-- Opening Marker --

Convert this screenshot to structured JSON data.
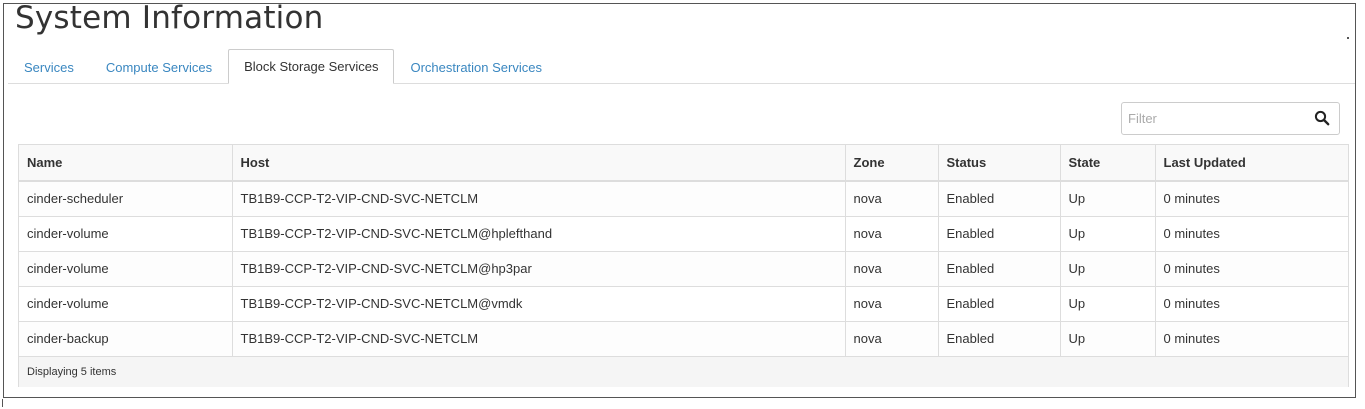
{
  "page": {
    "title": "System Information"
  },
  "tabs": [
    {
      "label": "Services",
      "active": false
    },
    {
      "label": "Compute Services",
      "active": false
    },
    {
      "label": "Block Storage Services",
      "active": true
    },
    {
      "label": "Orchestration Services",
      "active": false
    }
  ],
  "filter": {
    "placeholder": "Filter",
    "value": "",
    "icon": "search-icon"
  },
  "table": {
    "columns": [
      "Name",
      "Host",
      "Zone",
      "Status",
      "State",
      "Last Updated"
    ],
    "rows": [
      [
        "cinder-scheduler",
        "TB1B9-CCP-T2-VIP-CND-SVC-NETCLM",
        "nova",
        "Enabled",
        "Up",
        "0 minutes"
      ],
      [
        "cinder-volume",
        "TB1B9-CCP-T2-VIP-CND-SVC-NETCLM@hplefthand",
        "nova",
        "Enabled",
        "Up",
        "0 minutes"
      ],
      [
        "cinder-volume",
        "TB1B9-CCP-T2-VIP-CND-SVC-NETCLM@hp3par",
        "nova",
        "Enabled",
        "Up",
        "0 minutes"
      ],
      [
        "cinder-volume",
        "TB1B9-CCP-T2-VIP-CND-SVC-NETCLM@vmdk",
        "nova",
        "Enabled",
        "Up",
        "0 minutes"
      ],
      [
        "cinder-backup",
        "TB1B9-CCP-T2-VIP-CND-SVC-NETCLM",
        "nova",
        "Enabled",
        "Up",
        "0 minutes"
      ]
    ],
    "footer": "Displaying 5 items"
  },
  "colors": {
    "link": "#3a87c0",
    "text": "#333333",
    "border": "#dddddd"
  }
}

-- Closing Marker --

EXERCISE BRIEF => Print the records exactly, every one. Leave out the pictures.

EXERCISE OUTPUT =>
Convert this screenshot to structured JSON data.
{
  "page": {
    "title": "System Information"
  },
  "tabs": [
    {
      "label": "Services",
      "active": false
    },
    {
      "label": "Compute Services",
      "active": false
    },
    {
      "label": "Block Storage Services",
      "active": true
    },
    {
      "label": "Orchestration Services",
      "active": false
    }
  ],
  "filter": {
    "placeholder": "Filter",
    "value": "",
    "icon": "search-icon"
  },
  "table": {
    "columns": [
      "Name",
      "Host",
      "Zone",
      "Status",
      "State",
      "Last Updated"
    ],
    "rows": [
      [
        "cinder-scheduler",
        "TB1B9-CCP-T2-VIP-CND-SVC-NETCLM",
        "nova",
        "Enabled",
        "Up",
        "0 minutes"
      ],
      [
        "cinder-volume",
        "TB1B9-CCP-T2-VIP-CND-SVC-NETCLM@hplefthand",
        "nova",
        "Enabled",
        "Up",
        "0 minutes"
      ],
      [
        "cinder-volume",
        "TB1B9-CCP-T2-VIP-CND-SVC-NETCLM@hp3par",
        "nova",
        "Enabled",
        "Up",
        "0 minutes"
      ],
      [
        "cinder-volume",
        "TB1B9-CCP-T2-VIP-CND-SVC-NETCLM@vmdk",
        "nova",
        "Enabled",
        "Up",
        "0 minutes"
      ],
      [
        "cinder-backup",
        "TB1B9-CCP-T2-VIP-CND-SVC-NETCLM",
        "nova",
        "Enabled",
        "Up",
        "0 minutes"
      ]
    ],
    "footer": "Displaying 5 items"
  },
  "colors": {
    "link": "#3a87c0",
    "text": "#333333",
    "border": "#dddddd"
  }
}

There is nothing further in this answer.